With the Federal Reserve hinting at rates cuts to come this year, hopeful homebuyers all over the country are asking the same question: Should I buy a house in 2024? Indeed, after the mess of a year 2023 was for housing, economists and would-be homebuyers are hoping the new year may bring a change of fortune for the real estate industry. In that regard, things may not be quite so clear-cut.
The two considerations most homebuyers weigh, aside from local preferences like location, size and personal budget restrictions, are price and mortgage rate.
Unfortunately for most homebuyers, the U.S. housing market is currently undergoing an affordability crisis. Despite a notable slump in housing demand, the limited supply of available homes for sale means that home prices just keep going up. With mortgage rates still high, buying a house has almost never been more financially challenging.
As of November, there was a 3.5-month supply of homes on the market, well below a balanced market’s five to six month supply. As a function of basic supply and demand, home prices have hung strong even as home sales continue to stumble. The median price for an existing home in November was $387,600, up 4% from the year prior.
“Home prices keep marching higher,” said National Association of Realtors Chief Economist Lawrence Yun. “Only a dramatic rise in supply will dampen price appreciation.”
Falling Mortgage Rates May Tempt Homebuyers
On the other side of the coin, mortgage rates — which 80% of buyers used to finance their home purchases in 2023 — are still trending around their highest level in years, despite undergoing notable improvement in the past few months.
The 30-year is currently around 6.2%, well below the near-8% peak recorded back in October, the highest level in more than two decades. Rates have eased in response to the Fed’s surprisingly dovish attitude lately. Indeed, the central bank has hinted at three or more rate cuts to come in 2024.
When the benchmark rate falls, mortgage rates will eventually follow along. Some economists even predict the 30-year will fall to about 6% flat by the end of the year.
Now, the notion of falling lending rates is bound to tempt some buyers into the housing market, perhaps reasonably so. After all, if rates end up falling even further in the future, refinancing into a lower rate is a distinct possibility.
It’s worth keeping in mind that mortgage rates and home demand operate inversely. As rates fall as they’re predicted to, the demand for homes will likely climb even higher, which will push the principle price for homes even higher.
This is all to say that, while home affordability may improve slightly as rates fall, don’t expect a buyer’s market any time soon.
Should I Buy a House in 2024?
At the end of the day, buying a home is a deeply personal, long-term decision.
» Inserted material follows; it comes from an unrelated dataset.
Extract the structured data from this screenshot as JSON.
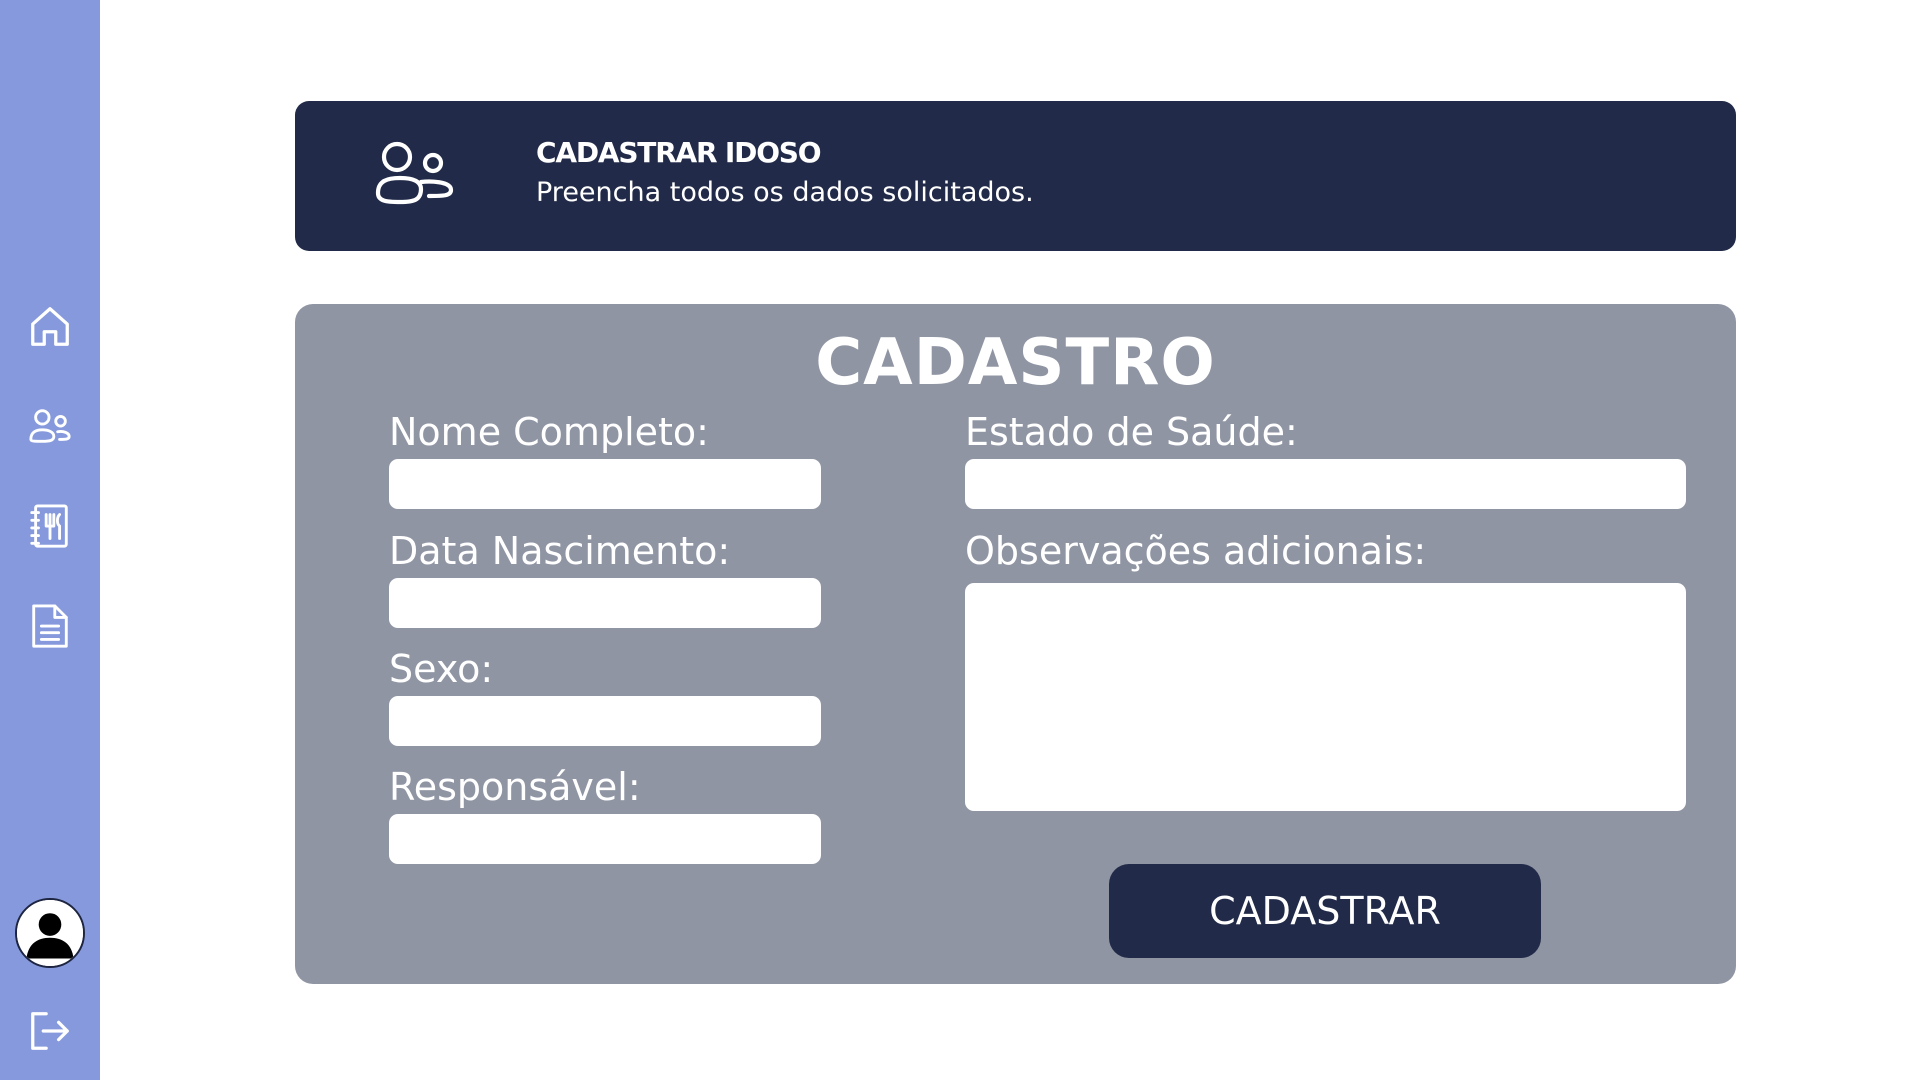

The fact is, while new homes are being built as a means to confront the supply challenges of the market, it’s unlikely this will result in a net drop in home prices any time soon, absent a major recession.
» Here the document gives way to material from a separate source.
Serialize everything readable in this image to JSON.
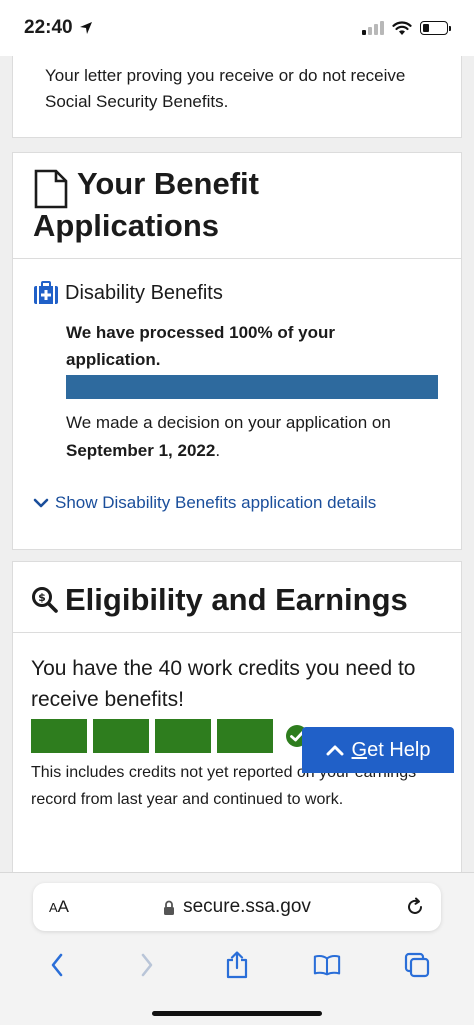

This also means that if buying a home is at the top of your list of goals, waiting isn’t likely to merit much in the way of a cheaper lifetime cost. Supply will still lag behind demand, meaning prices will go up almost regardless of intermediate changes in interest rates and home inventory.
“Home price appreciation can only moderate from drastically improved supply. Another 30 percent rise in home construction can easily be absorbed in the marketplace, especially in light of recent weeks’ plunge in mortgage rates,” Yun said.
Is now the right time to buy a home? Well, maybe. There may never be a “perfect” moment to enter the market. However, with mortgage rates likely to ease, 2024 seems as suitable a candidate as any to begin the home-buying process — with the understanding that, while home affordability isn’t great, it also isn’t likely to improve dramatically any time soon.
On the date of publication, Shrey Dua did not hold (either directly or indirectly) any positions in the securities mentioned in this article. The opinions expressed in this article are those of the writer, subject to the InvestorPlace.com Publishing Guidelines.